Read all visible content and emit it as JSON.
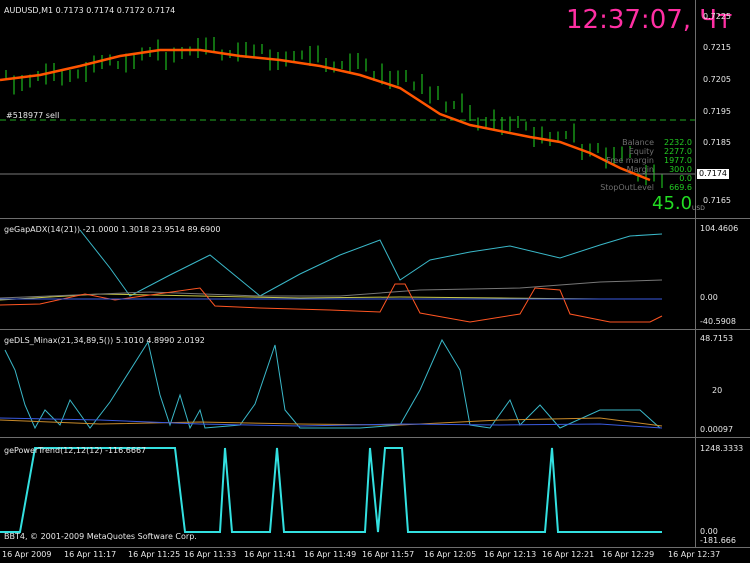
{
  "clock": "12:37:07, Чт",
  "main": {
    "title": "AUDUSD,M1  0.7173 0.7174 0.7172 0.7174",
    "order_label": "#518977 sell",
    "price_ticks": [
      "0.7225",
      "0.7215",
      "0.7205",
      "0.7195",
      "0.7185",
      "0.7165"
    ],
    "current_price": "0.7174",
    "account": [
      {
        "label": "Balance",
        "value": "2232.0"
      },
      {
        "label": "Equity",
        "value": "2277.0"
      },
      {
        "label": "Free margin",
        "value": "1977.0"
      },
      {
        "label": "Margin",
        "value": "300.0"
      },
      {
        "label": "",
        "value": "0.0"
      },
      {
        "label": "StopOutLevel",
        "value": "669.6"
      }
    ],
    "profit": "45.0",
    "currency": "USD"
  },
  "ind1": {
    "title": "geGapADX(14(21)) -21.0000 1.3018 23.9514 89.6900",
    "ticks": [
      "104.4606",
      "0.00",
      "-40.5908"
    ]
  },
  "ind2": {
    "title": "geDLS_Minax(21,34,89,5()) 5.1010 4.8990 2.0192",
    "ticks": [
      "48.7153",
      "20",
      "0.00097"
    ]
  },
  "ind3": {
    "title": "gePowerTrend(12,12(12) -116.6667",
    "ticks": [
      "1248.3333",
      "0.00",
      "-181.666"
    ]
  },
  "copyright": "BBT4, © 2001-2009 MetaQuotes Software Corp.",
  "x_ticks": [
    "16 Apr 2009",
    "16 Apr 11:17",
    "16 Apr 11:25",
    "16 Apr 11:33",
    "16 Apr 11:41",
    "16 Apr 11:49",
    "16 Apr 11:57",
    "16 Apr 12:05",
    "16 Apr 12:13",
    "16 Apr 12:21",
    "16 Apr 12:29",
    "16 Apr 12:37"
  ],
  "colors": {
    "candles": "#22dd22",
    "ma": "#ff5500",
    "clock": "#ff2fa3",
    "adx": "#3ab8c9",
    "cyan": "#33e0e0"
  }
}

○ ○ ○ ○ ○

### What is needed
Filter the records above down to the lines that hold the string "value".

### Task result
        "value": "2232.0"
        "value": "2277.0"
        "value": "1977.0"
        "value": "300.0"
        "value": "0.0"
        "value": "669.6"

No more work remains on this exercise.